This message about the uselessness of morality to save is one we struggle to grasp. But here’s the key truth that may help us understand it: the righteousness that God demands is always more than any sinful human being can achieve. We’re used to comparing ourselves to other people and gaining assurance that we’re not as bad as those folks. But the Bible calls us to a higher standard. “You therefore must be perfect, as your heavenly Father is perfect” (Matthew 5:48). We were created to image God. The standard has never been the person standing next to us; it’s always been God.
I meet moral people all the time who are not Christians. Some of those folks are so moral that I feel insecure about my own character in comparison. But here’s the lesson Jesus keeps driving home: “Those who are well have no need of a physician, but those who are sick. I have not come to call the righteous but sinners to repentance” (Luke 5:31-32). We need Jesus because Jesus is the only one who has ever met the standard of God’s righteousness. We need Jesus because Jesus is the only one who made atonement for all the times we failed to be righteous enough. Salvation never came by morality. Salvation comes through Christ alone.

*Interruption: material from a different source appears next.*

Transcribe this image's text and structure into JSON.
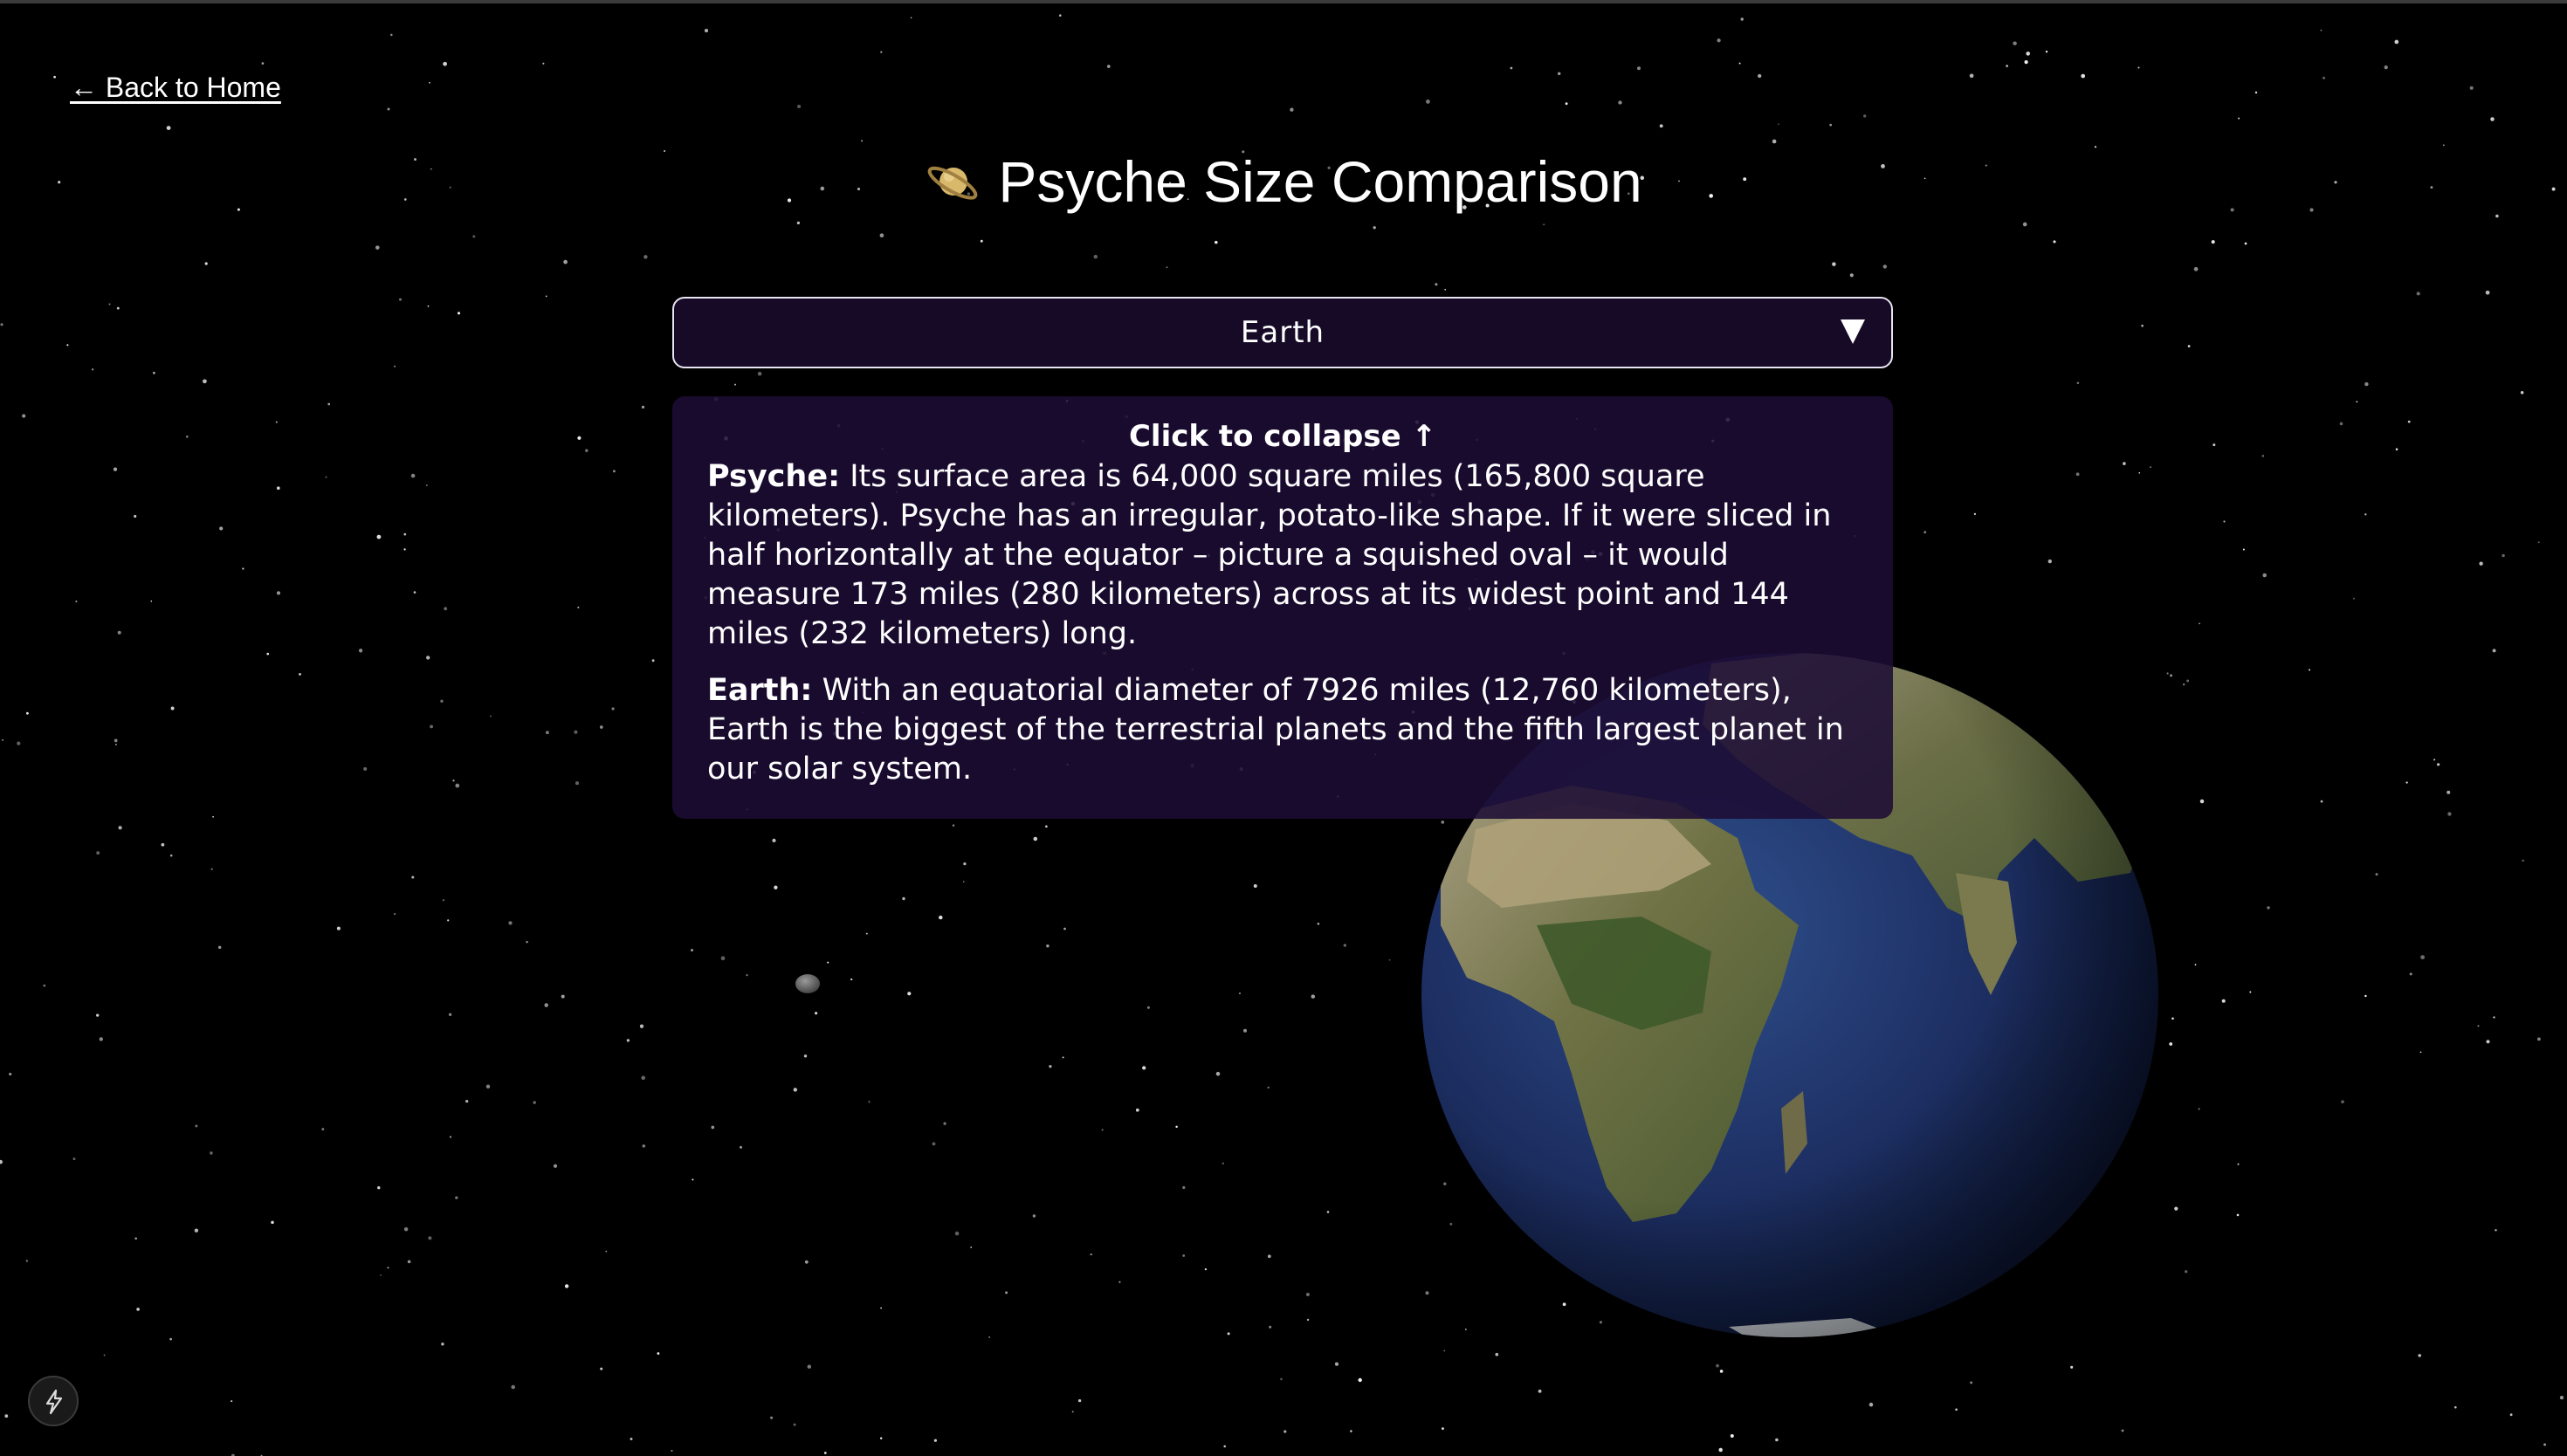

A lot of us operate with what I call “funeral theology.” Whenever someone dies, we begin searching for something good to say. No one likes to entertain the possibility that the person we love who just passed away might not be where we want them to be. So, we take comfort in all the good things they’ve done. And to be honest, for most people, we can find some nice things to say. Bob sure loved his grandkids. Susan had the kindest heart. Terry worked hard for one company for fifty years!
God offers us a surer hope. You don’t have to leave people guessing at your funeral. If you have Christ, you have salvation. You have his righteousness, his sacrificial death, and his resurrection hope. Don’t trust morality. Trust Christ.